[[ MATERIAL TO PROCESS, beginning ]]
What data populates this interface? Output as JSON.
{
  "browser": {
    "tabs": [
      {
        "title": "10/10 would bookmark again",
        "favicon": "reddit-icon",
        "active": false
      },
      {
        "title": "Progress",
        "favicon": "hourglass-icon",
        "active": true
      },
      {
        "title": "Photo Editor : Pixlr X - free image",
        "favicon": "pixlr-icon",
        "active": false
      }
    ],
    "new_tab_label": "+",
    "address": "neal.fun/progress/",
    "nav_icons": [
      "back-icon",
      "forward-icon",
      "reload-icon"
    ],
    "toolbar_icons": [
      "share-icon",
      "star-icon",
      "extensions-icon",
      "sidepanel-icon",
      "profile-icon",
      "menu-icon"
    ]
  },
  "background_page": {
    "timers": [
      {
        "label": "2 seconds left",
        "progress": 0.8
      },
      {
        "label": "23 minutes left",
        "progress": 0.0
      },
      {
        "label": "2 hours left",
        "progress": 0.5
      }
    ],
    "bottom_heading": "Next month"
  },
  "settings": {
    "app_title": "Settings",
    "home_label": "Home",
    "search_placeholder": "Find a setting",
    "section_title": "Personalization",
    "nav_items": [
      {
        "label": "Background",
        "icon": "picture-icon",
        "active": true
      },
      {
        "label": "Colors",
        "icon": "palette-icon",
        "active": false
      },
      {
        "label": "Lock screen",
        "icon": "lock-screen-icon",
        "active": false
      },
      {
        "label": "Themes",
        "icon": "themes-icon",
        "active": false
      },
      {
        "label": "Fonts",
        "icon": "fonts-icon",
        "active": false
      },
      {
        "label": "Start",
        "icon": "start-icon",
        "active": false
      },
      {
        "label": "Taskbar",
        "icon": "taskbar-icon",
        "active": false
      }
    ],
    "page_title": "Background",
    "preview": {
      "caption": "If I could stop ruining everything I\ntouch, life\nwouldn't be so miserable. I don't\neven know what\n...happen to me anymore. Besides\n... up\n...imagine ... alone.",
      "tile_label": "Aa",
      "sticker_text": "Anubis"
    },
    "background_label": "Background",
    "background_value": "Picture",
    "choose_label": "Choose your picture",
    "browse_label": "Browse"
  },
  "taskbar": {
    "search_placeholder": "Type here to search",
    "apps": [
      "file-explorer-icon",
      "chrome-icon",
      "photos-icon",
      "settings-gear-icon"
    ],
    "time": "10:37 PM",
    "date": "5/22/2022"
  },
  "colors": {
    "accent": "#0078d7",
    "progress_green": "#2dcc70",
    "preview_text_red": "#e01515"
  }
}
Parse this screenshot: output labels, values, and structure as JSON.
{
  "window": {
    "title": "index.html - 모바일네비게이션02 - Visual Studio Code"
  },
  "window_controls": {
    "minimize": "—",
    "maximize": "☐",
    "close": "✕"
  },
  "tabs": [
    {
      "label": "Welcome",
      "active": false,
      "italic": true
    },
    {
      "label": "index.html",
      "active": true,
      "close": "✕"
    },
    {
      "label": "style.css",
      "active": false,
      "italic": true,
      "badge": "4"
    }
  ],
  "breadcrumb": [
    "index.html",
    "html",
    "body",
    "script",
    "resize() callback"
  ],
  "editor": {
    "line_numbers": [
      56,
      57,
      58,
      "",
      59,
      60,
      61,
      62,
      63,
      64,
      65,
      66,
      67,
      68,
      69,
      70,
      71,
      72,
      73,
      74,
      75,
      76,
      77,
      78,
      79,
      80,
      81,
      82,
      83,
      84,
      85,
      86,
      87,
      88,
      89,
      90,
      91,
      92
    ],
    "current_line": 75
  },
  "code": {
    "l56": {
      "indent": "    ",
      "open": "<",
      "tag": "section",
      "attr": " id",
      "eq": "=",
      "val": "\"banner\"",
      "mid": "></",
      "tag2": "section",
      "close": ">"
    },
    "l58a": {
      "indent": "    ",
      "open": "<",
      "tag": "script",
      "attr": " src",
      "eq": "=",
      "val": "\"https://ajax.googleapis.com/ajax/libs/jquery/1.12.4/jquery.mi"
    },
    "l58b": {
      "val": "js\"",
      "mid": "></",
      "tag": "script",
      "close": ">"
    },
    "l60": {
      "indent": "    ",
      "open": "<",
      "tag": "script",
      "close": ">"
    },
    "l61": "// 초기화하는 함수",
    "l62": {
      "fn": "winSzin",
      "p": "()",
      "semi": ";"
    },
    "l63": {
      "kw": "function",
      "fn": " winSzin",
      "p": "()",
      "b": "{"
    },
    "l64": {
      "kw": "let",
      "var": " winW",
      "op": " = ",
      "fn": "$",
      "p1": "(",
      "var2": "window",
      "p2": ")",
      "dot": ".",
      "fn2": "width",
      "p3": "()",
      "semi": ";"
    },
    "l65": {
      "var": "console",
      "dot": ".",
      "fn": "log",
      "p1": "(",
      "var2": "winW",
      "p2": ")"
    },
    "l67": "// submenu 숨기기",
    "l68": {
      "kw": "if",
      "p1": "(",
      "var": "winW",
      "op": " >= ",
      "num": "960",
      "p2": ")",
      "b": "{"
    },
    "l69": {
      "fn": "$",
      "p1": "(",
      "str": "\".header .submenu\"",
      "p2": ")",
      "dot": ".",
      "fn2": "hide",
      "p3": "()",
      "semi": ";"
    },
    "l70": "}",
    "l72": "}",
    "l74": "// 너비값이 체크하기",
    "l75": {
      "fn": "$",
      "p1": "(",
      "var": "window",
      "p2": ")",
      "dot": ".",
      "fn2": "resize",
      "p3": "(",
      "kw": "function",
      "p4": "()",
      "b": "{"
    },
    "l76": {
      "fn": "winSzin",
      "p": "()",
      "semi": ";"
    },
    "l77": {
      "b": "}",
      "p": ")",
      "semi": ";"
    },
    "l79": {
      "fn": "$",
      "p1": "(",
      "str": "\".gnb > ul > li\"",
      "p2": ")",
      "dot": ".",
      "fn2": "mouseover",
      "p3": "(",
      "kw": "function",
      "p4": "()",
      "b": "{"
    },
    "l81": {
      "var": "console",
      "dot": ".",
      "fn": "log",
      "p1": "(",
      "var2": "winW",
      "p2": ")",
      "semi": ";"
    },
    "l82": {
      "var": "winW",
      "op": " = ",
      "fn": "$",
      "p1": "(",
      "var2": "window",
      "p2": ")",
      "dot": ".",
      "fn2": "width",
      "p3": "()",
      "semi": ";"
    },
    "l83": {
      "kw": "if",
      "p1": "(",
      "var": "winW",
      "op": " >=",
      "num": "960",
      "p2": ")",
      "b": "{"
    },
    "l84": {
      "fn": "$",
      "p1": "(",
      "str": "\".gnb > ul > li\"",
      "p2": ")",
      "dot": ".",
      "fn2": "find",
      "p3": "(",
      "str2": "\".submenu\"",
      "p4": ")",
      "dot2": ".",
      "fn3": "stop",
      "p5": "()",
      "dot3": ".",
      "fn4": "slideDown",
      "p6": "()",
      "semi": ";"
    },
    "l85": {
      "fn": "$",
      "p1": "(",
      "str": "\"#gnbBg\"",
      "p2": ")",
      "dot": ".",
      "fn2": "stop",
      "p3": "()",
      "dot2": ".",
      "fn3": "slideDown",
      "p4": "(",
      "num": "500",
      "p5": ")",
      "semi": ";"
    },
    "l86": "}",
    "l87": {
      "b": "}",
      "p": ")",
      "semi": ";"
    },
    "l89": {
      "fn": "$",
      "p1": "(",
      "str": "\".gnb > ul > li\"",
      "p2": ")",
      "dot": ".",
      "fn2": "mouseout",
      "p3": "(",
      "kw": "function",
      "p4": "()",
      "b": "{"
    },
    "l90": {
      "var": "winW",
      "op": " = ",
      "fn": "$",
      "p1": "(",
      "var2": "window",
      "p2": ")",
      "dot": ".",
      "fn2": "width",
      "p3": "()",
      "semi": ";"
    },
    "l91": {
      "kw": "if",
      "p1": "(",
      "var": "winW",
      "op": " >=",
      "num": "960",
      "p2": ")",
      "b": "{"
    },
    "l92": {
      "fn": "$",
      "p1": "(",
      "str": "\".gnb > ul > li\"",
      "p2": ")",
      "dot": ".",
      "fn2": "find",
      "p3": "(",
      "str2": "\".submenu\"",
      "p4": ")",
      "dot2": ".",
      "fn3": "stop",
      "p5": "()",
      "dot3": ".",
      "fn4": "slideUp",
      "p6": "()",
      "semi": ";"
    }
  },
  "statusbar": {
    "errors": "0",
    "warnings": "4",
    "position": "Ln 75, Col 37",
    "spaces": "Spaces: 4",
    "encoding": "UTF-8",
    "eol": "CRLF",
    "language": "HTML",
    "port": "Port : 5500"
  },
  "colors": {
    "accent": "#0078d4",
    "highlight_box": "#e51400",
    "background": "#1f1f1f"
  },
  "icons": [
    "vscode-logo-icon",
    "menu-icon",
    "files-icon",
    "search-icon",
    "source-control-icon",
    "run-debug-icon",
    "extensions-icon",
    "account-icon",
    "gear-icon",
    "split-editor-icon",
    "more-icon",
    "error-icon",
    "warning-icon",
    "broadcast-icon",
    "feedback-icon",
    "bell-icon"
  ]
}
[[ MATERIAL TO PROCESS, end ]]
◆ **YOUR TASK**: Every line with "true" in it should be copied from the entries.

◆ **OUTPUT BELOW**:
        "active": true
        "active": true
      "italic": true
      "active": true,
      "italic": true,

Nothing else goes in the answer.